It’s almost 9 pm, which means that Gov. McDonnell has 3 more hours to decide what to do with transportation legislation, Medicaid expansion, etc. In the meantime, he’s made some changes to the texting and drone bills that came to his desk. Pretty exciting, huh? Or not…
Governor McDonnell continues finalizing actions on major bills at this hour. We do not anticipate action on the transportation legislation or the budget amendments (which will include action on Medicaid funding/reforms) until late tonight near the midnight deadline. We will communicate those decisions early Tuesday morning via press releases.
At this point, action has been taken on two pieces of legislation many of you have been following. In an effort to keep you informed about these matters of interest in a timely manner, I offer the following summaries of these actions. The actions will be posted on LIS sometime tomorrow for you to read in detail.
Amendments have been proposed to the drone moratorium and texting while driving bills. Please see below for our comments about those amendments.

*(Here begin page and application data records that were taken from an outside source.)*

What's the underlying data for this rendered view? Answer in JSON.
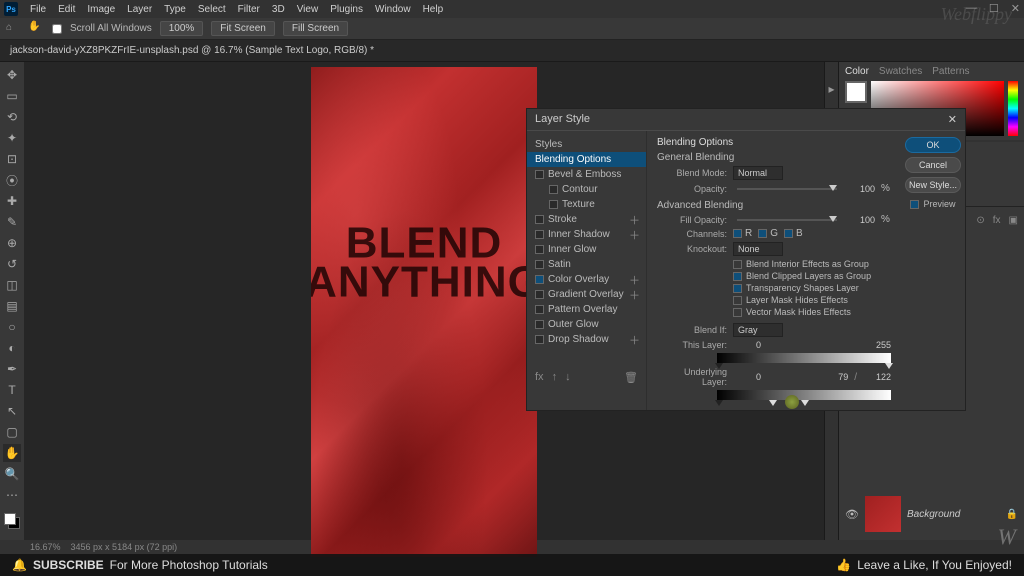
{
  "menu": {
    "items": [
      "File",
      "Edit",
      "Image",
      "Layer",
      "Type",
      "Select",
      "Filter",
      "3D",
      "View",
      "Plugins",
      "Window",
      "Help"
    ]
  },
  "options": {
    "scroll_all": "Scroll All Windows",
    "zoom": "100%",
    "fit": "Fit Screen",
    "fill": "Fill Screen"
  },
  "doc_tab": "jackson-david-yXZ8PKZFrIE-unsplash.psd @ 16.7% (Sample Text Logo, RGB/8) *",
  "canvas": {
    "line1": "BLEND",
    "line2": "ANYTHING"
  },
  "panels": {
    "color_tabs": [
      "Color",
      "Swatches",
      "Patterns"
    ]
  },
  "layer": {
    "name": "Background"
  },
  "dialog": {
    "title": "Layer Style",
    "styles_hdr": "Styles",
    "styles": {
      "blending_options": "Blending Options",
      "bevel": "Bevel & Emboss",
      "contour": "Contour",
      "texture": "Texture",
      "stroke": "Stroke",
      "inner_shadow": "Inner Shadow",
      "inner_glow": "Inner Glow",
      "satin": "Satin",
      "color_overlay": "Color Overlay",
      "gradient_overlay": "Gradient Overlay",
      "pattern_overlay": "Pattern Overlay",
      "outer_glow": "Outer Glow",
      "drop_shadow": "Drop Shadow"
    },
    "opts": {
      "section": "Blending Options",
      "general": "General Blending",
      "blend_mode_lbl": "Blend Mode:",
      "blend_mode": "Normal",
      "opacity_lbl": "Opacity:",
      "opacity": "100",
      "pct": "%",
      "advanced": "Advanced Blending",
      "fill_lbl": "Fill Opacity:",
      "fill": "100",
      "channels_lbl": "Channels:",
      "ch_r": "R",
      "ch_g": "G",
      "ch_b": "B",
      "knockout_lbl": "Knockout:",
      "knockout": "None",
      "chk_interior": "Blend Interior Effects as Group",
      "chk_clipped": "Blend Clipped Layers as Group",
      "chk_transp": "Transparency Shapes Layer",
      "chk_lmask": "Layer Mask Hides Effects",
      "chk_vmask": "Vector Mask Hides Effects",
      "blendif_lbl": "Blend If:",
      "blendif": "Gray",
      "this_layer_lbl": "This Layer:",
      "this_lo": "0",
      "this_hi": "255",
      "under_lbl": "Underlying Layer:",
      "under_lo": "0",
      "under_mid": "79",
      "under_hi": "122"
    },
    "btns": {
      "ok": "OK",
      "cancel": "Cancel",
      "newstyle": "New Style...",
      "preview": "Preview"
    }
  },
  "status": {
    "zoom": "16.67%",
    "dims": "3456 px x 5184 px (72 ppi)"
  },
  "footer": {
    "subscribe": "SUBSCRIBE",
    "subscribe_tail": " For More Photoshop Tutorials",
    "like": "Leave a Like, If You Enjoyed!"
  },
  "watermark": "Webflippy",
  "watermark_w": "W"
}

Governor McDonnell is sending amendments to the General Assembly on the drone moratorium bill that would allow the use of this technology for certain law enforcement operations such as the search or rescue of missing persons or in cases involving imminent danger to any person. This will allow law enforcement officials to use this developing technology to protect public safety while respecting individual rights of citizens and their expectation of privacy. Additionally, these amendments clarify that this legislation does not apply to institutions of higher education or other entities engaged in research and development of this and related technology. Lastly, the governor’s amendments will require that the Department of Criminal Justice Services help develop guidelines for the appropriate use of drones by law enforcement agencies in the future.

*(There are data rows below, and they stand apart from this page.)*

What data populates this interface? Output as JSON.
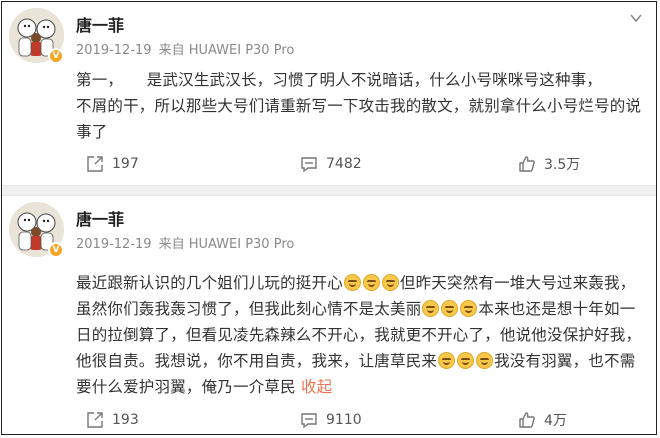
{
  "posts": [
    {
      "username": "唐一菲",
      "date": "2019-12-19",
      "source": "来自 HUAWEI P30 Pro",
      "content_lines": [
        "第一，　　是武汉生武汉长，习惯了明人不说暗话，什么小号咪咪号这种事，",
        "不屑的干，所以那些大号们请重新写一下攻击我的散文，就别拿什么小号烂号的说",
        "事了"
      ],
      "repost_count": "197",
      "comment_count": "7482",
      "like_count": "3.5万"
    },
    {
      "username": "唐一菲",
      "date": "2019-12-19",
      "source": "来自 HUAWEI P30 Pro",
      "content_segments": {
        "l1a": "最近跟新认识的几个姐们儿玩的挺开心",
        "l1b": "但昨天突然有一堆大号过来轰我，",
        "l2a": "虽然你们轰我轰习惯了，但我此刻心情不是太美丽",
        "l2b": "本来也还是想十年如一",
        "l3": "日的拉倒算了，但看见凌先森辣么不开心，我就更不开心了，他说他没保护好我，",
        "l4a": "他很自责。我想说，你不用自责，我来，让唐草民来",
        "l4b": "我没有羽翼，也不需",
        "l5": "要什么爱护羽翼，俺乃一介草民",
        "collapse": "收起"
      },
      "repost_count": "193",
      "comment_count": "9110",
      "like_count": "4万"
    }
  ],
  "icons": {
    "repost": "repost-icon",
    "comment": "comment-icon",
    "like": "thumbs-up-icon",
    "menu": "chevron-down-icon",
    "verified": "verified-badge-icon",
    "emoji": "grin-emoji-icon"
  },
  "colors": {
    "link": "#eb7350",
    "verified": "#f5a623",
    "meta": "#8a8a8a"
  }
}
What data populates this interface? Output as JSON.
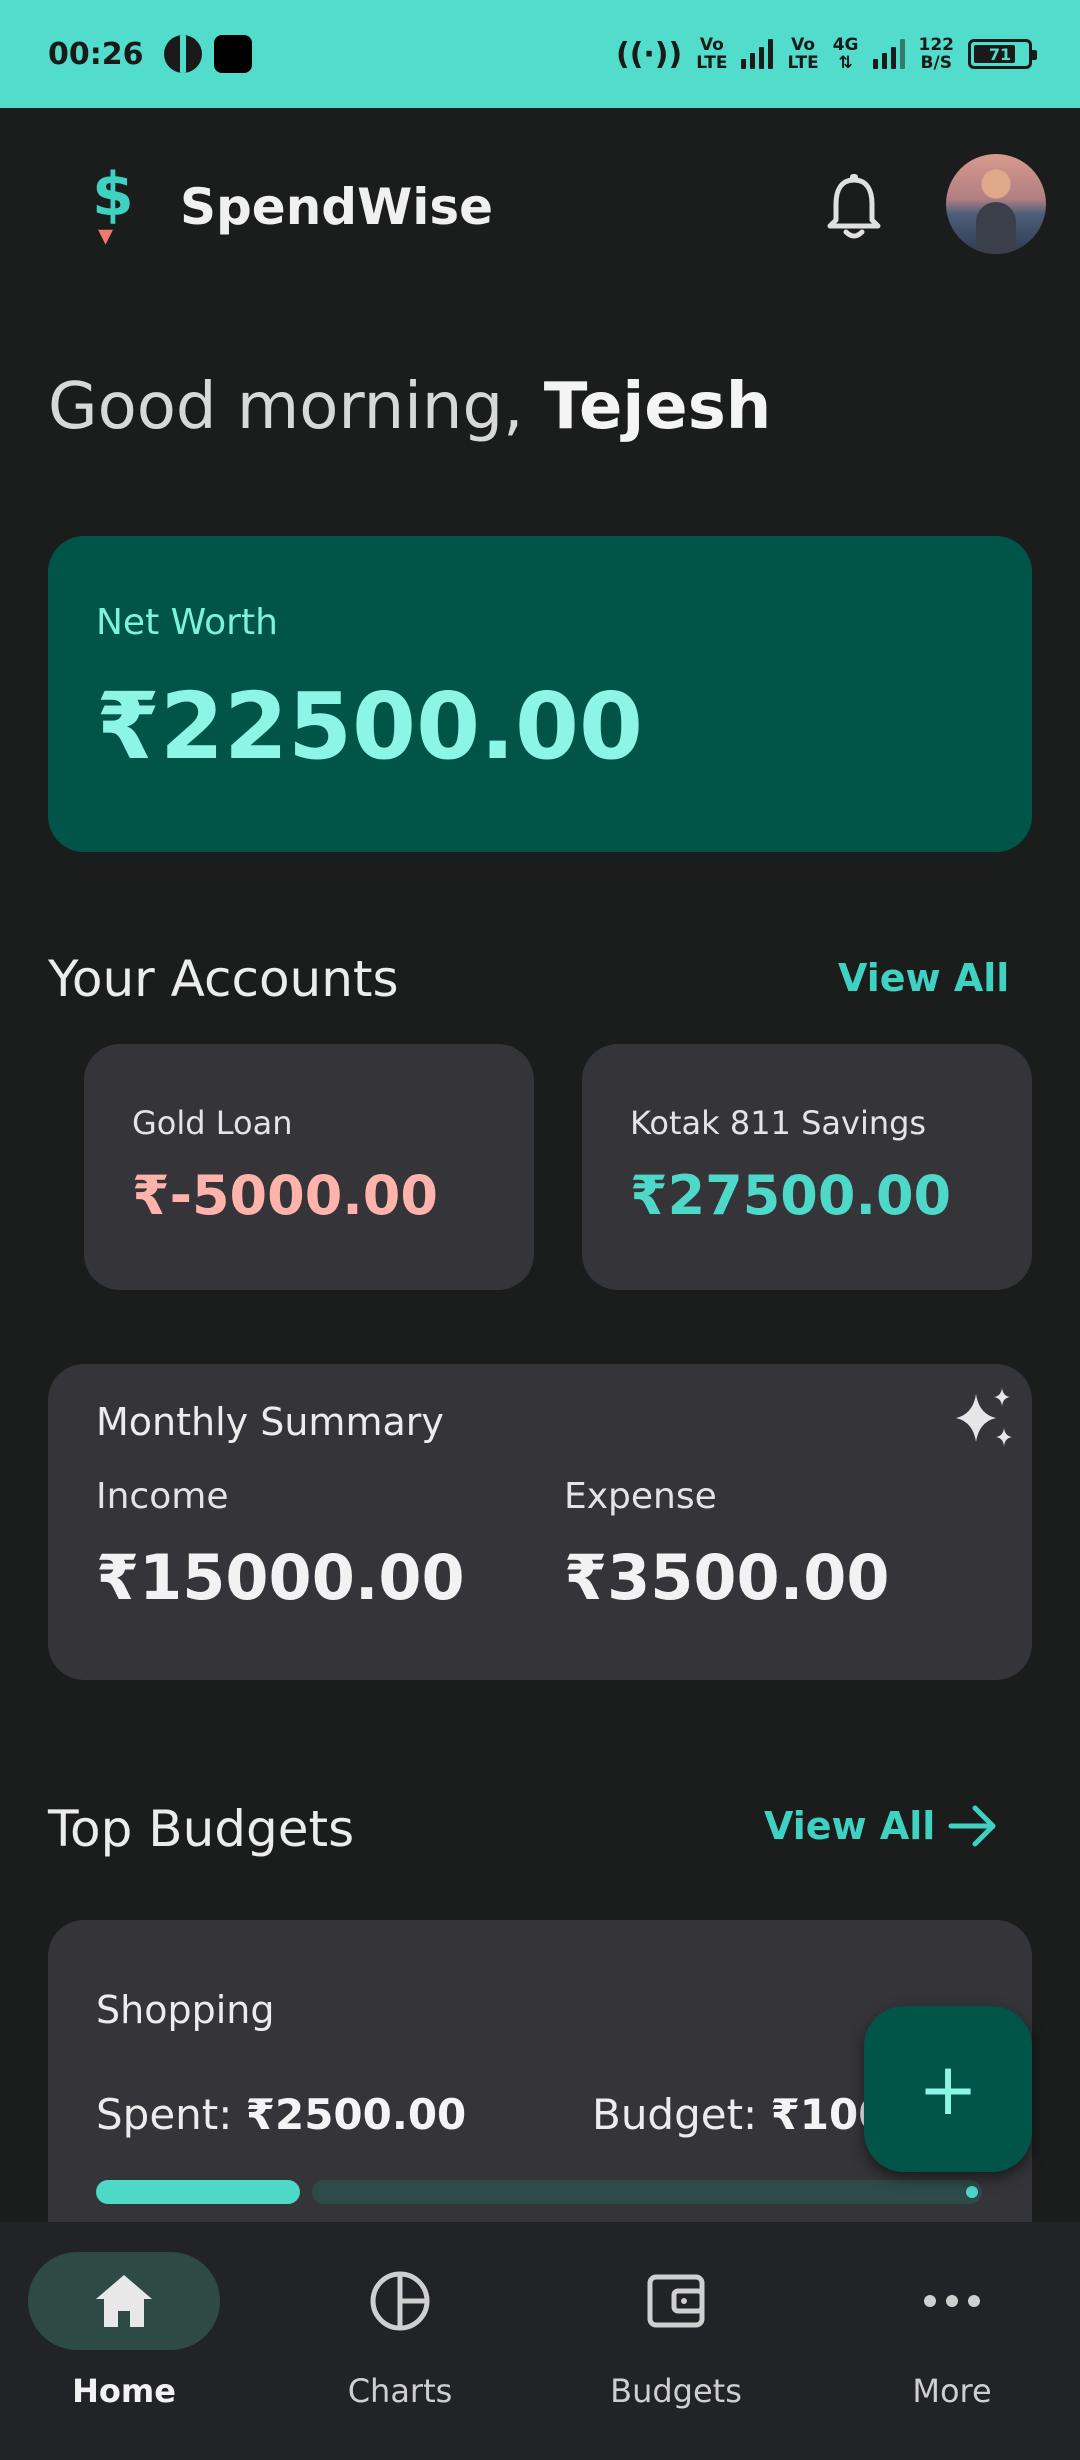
{
  "status_bar": {
    "time": "00:26",
    "volte1": "Vo\nLTE",
    "volte2": "Vo\nLTE",
    "net": "4G",
    "speed_top": "122",
    "speed_bottom": "B/S",
    "battery": "71",
    "battery_level": 0.71
  },
  "app": {
    "logo": "$",
    "title": "SpendWise"
  },
  "greeting": {
    "prefix": "Good morning, ",
    "name": "Tejesh"
  },
  "net_worth": {
    "label": "Net Worth",
    "value": "₹22500.00"
  },
  "accounts": {
    "title": "Your Accounts",
    "view_all": "View All",
    "items": [
      {
        "name": "Gold Loan",
        "value": "₹-5000.00",
        "color": "#ffb3aa"
      },
      {
        "name": "Kotak 811 Savings",
        "value": "₹27500.00",
        "color": "#4ed8c8"
      }
    ]
  },
  "monthly_summary": {
    "title": "Monthly Summary",
    "income_label": "Income",
    "income_value": "₹15000.00",
    "expense_label": "Expense",
    "expense_value": "₹3500.00"
  },
  "budgets": {
    "title": "Top Budgets",
    "view_all": "View All",
    "items": [
      {
        "name": "Shopping",
        "spent_label": "Spent: ",
        "spent": "₹2500.00",
        "budget_label": "Budget: ",
        "budget": "₹1000",
        "progress": 0.25
      }
    ]
  },
  "fab": {
    "label": "+"
  },
  "nav": {
    "items": [
      {
        "label": "Home",
        "active": true
      },
      {
        "label": "Charts"
      },
      {
        "label": "Budgets"
      },
      {
        "label": "More"
      }
    ]
  },
  "colors": {
    "accent": "#52dccb",
    "card": "#353539",
    "primary_dark": "#005548",
    "negative": "#ffb3aa"
  }
}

The governor believes that texting while driving is a dangerous activity and motorists should refrain from this, and all, distractions while behind the wheel. Texting is but one of many dangerous driving distractions that can cause crashes, injuries and deaths on Virginia highways. Drivers should concentrate on their responsibility of operating a motor vehicle safely and remaining in control at all times, and therefore should avoid texting and other distractions that can take their attention away from the roadway and cause accidents. The governor supports making texting while driving a primary offense, but has proposed to reduce the fines for convictions to bring them more in line with the penalties for comparable violations such as DUI and reckless driving. Additionally, the governor’s amendments will require that the Department of Criminal Justice Services make training available to state and local law enforcement agencies for enforcement of this new law.